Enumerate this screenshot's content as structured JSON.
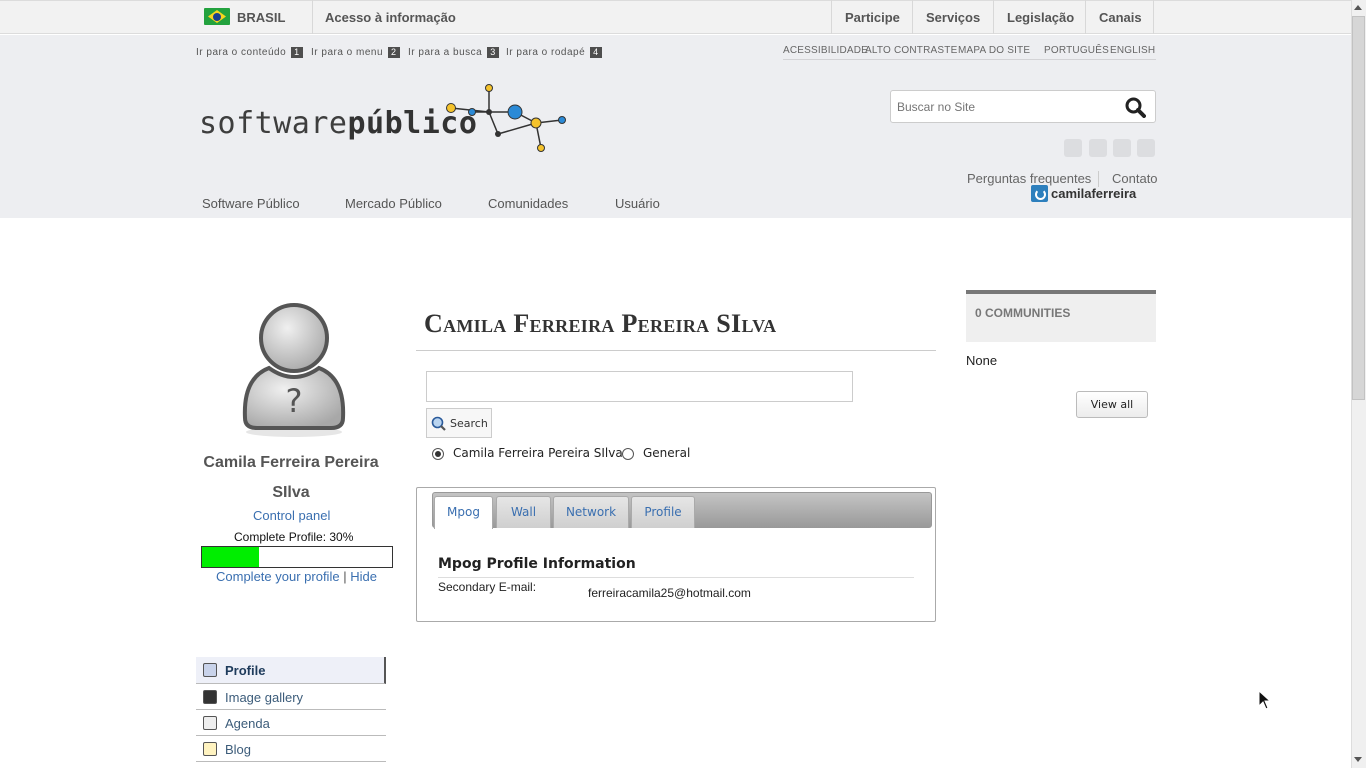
{
  "govbar": {
    "country": "BRASIL",
    "access_info": "Acesso à informação",
    "links": [
      "Participe",
      "Serviços",
      "Legislação",
      "Canais"
    ]
  },
  "accessibility": {
    "skip_links": [
      {
        "label": "Ir para o conteúdo",
        "key": "1"
      },
      {
        "label": "Ir para o menu",
        "key": "2"
      },
      {
        "label": "Ir para a busca",
        "key": "3"
      },
      {
        "label": "Ir para o rodapé",
        "key": "4"
      }
    ],
    "top_links": [
      "ACESSIBILIDADE",
      "ALTO CONTRASTE",
      "MAPA DO SITE",
      "PORTUGUÊS",
      "ENGLISH"
    ]
  },
  "logo": {
    "part1": "software",
    "part2": "público"
  },
  "search": {
    "placeholder": "Buscar no Site"
  },
  "social_icons": [
    "twitter-icon",
    "youtube-icon",
    "facebook-icon",
    "flickr-icon"
  ],
  "header_links": {
    "faq": "Perguntas frequentes",
    "contact": "Contato"
  },
  "user": {
    "name": "camilaferreira"
  },
  "nav": [
    "Software Público",
    "Mercado Público",
    "Comunidades",
    "Usuário"
  ],
  "profile": {
    "name_line1": "Camila Ferreira Pereira",
    "name_line2": "SIlva",
    "control_panel": "Control panel",
    "complete_label": "Complete Profile: 30%",
    "complete_fraction": 0.3,
    "complete_link": "Complete your profile",
    "separator": "|",
    "hide": "Hide"
  },
  "side_menu": [
    {
      "label": "Profile",
      "icon": "profile-icon",
      "active": true
    },
    {
      "label": "Image gallery",
      "icon": "image-gallery-icon",
      "active": false
    },
    {
      "label": "Agenda",
      "icon": "calendar-icon",
      "active": false
    },
    {
      "label": "Blog",
      "icon": "blog-icon",
      "active": false
    }
  ],
  "main": {
    "title": "Camila Ferreira Pereira SIlva",
    "search_button": "Search",
    "radio": [
      {
        "label": "Camila Ferreira Pereira SIlva",
        "checked": true
      },
      {
        "label": "General",
        "checked": false
      }
    ],
    "tabs": [
      "Mpog",
      "Wall",
      "Network",
      "Profile"
    ],
    "active_tab": "Mpog",
    "info_title": "Mpog Profile Information",
    "info_key": "Secondary E-mail:",
    "info_value": "ferreiracamila25@hotmail.com"
  },
  "communities": {
    "header": "0 COMMUNITIES",
    "empty": "None",
    "view_all": "View all"
  },
  "colors": {
    "progress": "#00ee00",
    "link": "#3a6fb0",
    "brand_blue": "#2d7fbd"
  }
}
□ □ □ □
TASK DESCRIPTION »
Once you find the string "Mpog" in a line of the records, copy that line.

WRITTEN SOLUTION »
      "Mpog",
    "active_tab": "Mpog",
    "info_title": "Mpog Profile Information",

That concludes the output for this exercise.